▶ Records to process:
-- Opening Marker --

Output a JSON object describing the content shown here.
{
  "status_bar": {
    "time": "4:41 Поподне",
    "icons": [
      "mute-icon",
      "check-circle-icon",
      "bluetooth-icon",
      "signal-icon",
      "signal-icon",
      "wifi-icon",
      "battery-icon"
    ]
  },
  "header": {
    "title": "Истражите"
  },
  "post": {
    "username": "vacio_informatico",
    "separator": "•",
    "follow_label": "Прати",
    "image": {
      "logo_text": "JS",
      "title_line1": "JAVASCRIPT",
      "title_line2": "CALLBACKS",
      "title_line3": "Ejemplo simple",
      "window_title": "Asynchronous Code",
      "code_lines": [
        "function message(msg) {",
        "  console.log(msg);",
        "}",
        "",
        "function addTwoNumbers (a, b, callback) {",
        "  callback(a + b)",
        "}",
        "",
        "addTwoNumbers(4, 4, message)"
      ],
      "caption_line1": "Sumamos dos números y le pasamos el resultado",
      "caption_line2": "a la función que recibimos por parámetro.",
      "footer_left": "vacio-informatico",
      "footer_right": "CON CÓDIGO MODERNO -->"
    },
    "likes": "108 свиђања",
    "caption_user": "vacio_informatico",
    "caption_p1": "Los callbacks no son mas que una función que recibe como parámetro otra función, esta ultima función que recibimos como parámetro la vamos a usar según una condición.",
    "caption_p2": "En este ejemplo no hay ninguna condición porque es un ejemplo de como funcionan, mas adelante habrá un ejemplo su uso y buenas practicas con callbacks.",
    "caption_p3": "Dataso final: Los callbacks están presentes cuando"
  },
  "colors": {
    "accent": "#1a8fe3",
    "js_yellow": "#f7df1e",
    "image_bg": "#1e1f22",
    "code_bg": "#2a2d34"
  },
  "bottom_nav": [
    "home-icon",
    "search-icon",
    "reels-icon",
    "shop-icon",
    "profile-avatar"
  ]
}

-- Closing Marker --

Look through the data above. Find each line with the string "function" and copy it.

▶ Finished task:
        "function message(msg) {",
        "function addTwoNumbers (a, b, callback) {",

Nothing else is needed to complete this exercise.